Although there are many images of Elizabeth Holmes in the latest HBO documentary by Alex Gibney, "The inventor: a quest for blood in Silicon Valley", which deals with the rise and fall of the company Theranos de Holmes, the director never interviewed him on camera. But it was not for lack of trying.
The Oscar winner said that by examining Theranos – the new blood test company that made Holmes a billionaire on paper – until questions about the way technology works. result in the bankruptcy of the company – the first thing he did was to reach out to Holmes. l & # 39; interview. This was the beginning of a conversation that lasted almost the entire production of the document and that resulted in nothing.
The closest production to Holmes was a five-hour dinner that Jessie Deeter, one of the producers of the film, had with Holmes.
"I think most of it was spent with Elizabeth trying to get some information from Jesse about what we were doing," Gibney told Business Insider.
But thanks to Deeter's account of the dinner, Gibney and his team also had an idea of Holmes' mentality about the Theranos collapse.
"It was clear that Elizabeth saw herself very well as a victim," Gibney said. "That she was clogged because she was a woman.What if it happened to a man, nobody would have cared .. I think that's a bull —" – but anyway, that was his point of view. "

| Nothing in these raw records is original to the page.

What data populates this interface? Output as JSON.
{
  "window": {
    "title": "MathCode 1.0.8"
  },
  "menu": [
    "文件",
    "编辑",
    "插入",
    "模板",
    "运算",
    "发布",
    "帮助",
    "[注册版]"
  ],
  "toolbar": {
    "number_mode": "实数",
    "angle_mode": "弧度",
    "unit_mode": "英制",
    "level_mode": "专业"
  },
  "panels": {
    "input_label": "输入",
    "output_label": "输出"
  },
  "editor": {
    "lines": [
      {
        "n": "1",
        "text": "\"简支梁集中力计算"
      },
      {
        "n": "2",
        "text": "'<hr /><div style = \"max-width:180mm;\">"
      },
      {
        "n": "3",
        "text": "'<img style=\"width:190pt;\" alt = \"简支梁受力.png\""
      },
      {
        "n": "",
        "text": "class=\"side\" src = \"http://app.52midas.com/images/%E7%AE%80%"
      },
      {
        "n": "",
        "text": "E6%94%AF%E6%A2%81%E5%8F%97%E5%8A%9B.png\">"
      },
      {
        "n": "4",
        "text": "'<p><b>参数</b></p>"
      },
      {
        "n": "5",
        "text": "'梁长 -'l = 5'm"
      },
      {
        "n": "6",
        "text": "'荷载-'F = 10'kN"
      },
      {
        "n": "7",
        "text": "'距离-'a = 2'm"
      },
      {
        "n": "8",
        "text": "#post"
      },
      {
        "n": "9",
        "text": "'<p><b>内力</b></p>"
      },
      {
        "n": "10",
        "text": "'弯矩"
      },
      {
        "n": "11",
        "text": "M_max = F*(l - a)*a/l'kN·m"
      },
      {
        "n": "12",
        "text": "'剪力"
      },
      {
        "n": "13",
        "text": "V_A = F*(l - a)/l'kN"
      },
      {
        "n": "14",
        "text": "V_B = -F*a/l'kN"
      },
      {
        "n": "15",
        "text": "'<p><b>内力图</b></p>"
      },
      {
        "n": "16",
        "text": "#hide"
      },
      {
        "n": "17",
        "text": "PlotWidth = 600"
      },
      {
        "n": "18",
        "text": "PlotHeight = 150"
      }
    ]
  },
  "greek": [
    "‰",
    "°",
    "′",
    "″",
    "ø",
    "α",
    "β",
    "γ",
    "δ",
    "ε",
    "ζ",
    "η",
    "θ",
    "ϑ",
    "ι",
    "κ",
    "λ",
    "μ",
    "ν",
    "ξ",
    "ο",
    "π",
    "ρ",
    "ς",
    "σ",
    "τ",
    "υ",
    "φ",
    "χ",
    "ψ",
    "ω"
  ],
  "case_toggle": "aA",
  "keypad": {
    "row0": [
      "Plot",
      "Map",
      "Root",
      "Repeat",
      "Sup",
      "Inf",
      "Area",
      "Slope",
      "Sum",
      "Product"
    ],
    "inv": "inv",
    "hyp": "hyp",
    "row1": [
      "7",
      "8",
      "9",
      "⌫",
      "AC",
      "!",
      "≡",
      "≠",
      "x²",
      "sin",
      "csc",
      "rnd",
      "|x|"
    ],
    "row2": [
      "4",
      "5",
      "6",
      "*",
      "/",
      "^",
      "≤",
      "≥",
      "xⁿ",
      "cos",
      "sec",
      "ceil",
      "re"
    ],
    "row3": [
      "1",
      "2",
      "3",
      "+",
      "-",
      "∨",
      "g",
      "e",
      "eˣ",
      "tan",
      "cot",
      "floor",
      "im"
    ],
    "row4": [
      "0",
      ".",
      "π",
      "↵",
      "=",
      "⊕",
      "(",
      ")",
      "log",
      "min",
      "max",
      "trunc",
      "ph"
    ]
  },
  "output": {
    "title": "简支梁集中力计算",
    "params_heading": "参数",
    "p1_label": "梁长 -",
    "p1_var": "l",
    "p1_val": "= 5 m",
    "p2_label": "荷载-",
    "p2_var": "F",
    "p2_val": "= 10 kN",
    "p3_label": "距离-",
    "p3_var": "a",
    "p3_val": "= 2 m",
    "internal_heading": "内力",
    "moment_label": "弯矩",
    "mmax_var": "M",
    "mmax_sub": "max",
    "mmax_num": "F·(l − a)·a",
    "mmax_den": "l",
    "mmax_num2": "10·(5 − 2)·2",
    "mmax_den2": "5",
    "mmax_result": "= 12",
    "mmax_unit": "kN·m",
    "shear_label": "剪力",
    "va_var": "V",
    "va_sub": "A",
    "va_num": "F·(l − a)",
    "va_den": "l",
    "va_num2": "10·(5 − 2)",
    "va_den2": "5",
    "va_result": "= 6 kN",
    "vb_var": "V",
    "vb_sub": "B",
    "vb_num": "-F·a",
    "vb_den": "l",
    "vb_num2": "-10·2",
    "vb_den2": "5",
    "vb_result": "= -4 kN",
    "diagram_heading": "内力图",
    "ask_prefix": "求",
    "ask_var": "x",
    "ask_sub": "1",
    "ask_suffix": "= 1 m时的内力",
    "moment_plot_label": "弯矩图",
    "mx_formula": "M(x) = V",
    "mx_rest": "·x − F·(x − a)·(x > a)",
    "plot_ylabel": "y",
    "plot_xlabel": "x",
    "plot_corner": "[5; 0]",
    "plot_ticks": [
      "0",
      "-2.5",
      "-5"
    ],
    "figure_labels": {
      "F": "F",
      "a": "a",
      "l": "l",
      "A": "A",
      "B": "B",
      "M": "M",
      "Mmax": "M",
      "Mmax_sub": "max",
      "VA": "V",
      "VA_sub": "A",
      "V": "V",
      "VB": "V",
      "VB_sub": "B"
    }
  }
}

This led to e-mails between Gibney and Holmes, which took place for months during the filming. Gibney's proposal to Holmes was to go to the camera and tell his truth. In response, Holmes will only say that maybe she will maybe accept an interview later, when "Theranos will be back on her feet" (as Gibney told Holmes).
Gibney said at one point that Holmes had tried to describe the fortune of Theranos in improvement thanks to a loan of 100 million dollars. But even after that, she never granted an interview.
"The silence was deafening," he said.
Gibney compared the interaction with Holmes at the time when he was trying to interview Wikileaks founder, Julian Assange, for his 2013 documentary, "We're Hiding Secrets: The Story of Wikileaks ".
"I think it was the same amount of time, a five-hour meeting with Julian Assange that prevented me from having access," Gibney said. "And that turned out to be a huge boon because the story then refocused on Chelsea Manning, where it should have been."
Read more e: 100 hours of footage, an inflatable house and MC Hammer: how the HBO documentary about the dishonest blood test company Theranos was reunited
And without the interview with Holmes, whistleblowers Tyler Shultz and Erika Cheung, who dropped Theranos, are a big piece of "The Inventor".
Gibney admitted that he would have skipped a lot of obstacles for Holmes to be filmed. But there comes a time when it is not worth it anymore.
"At some point you realize that you are being played," he said. "Access is a kind of double-edged sword, sometimes people give access in exchange for favorable treatment, so you have to be very careful." Sometimes you can tell a better story without access. "
"The Inventor: Out for Blood in Silicon Valley" is available in streaming on HBO GO / NOW.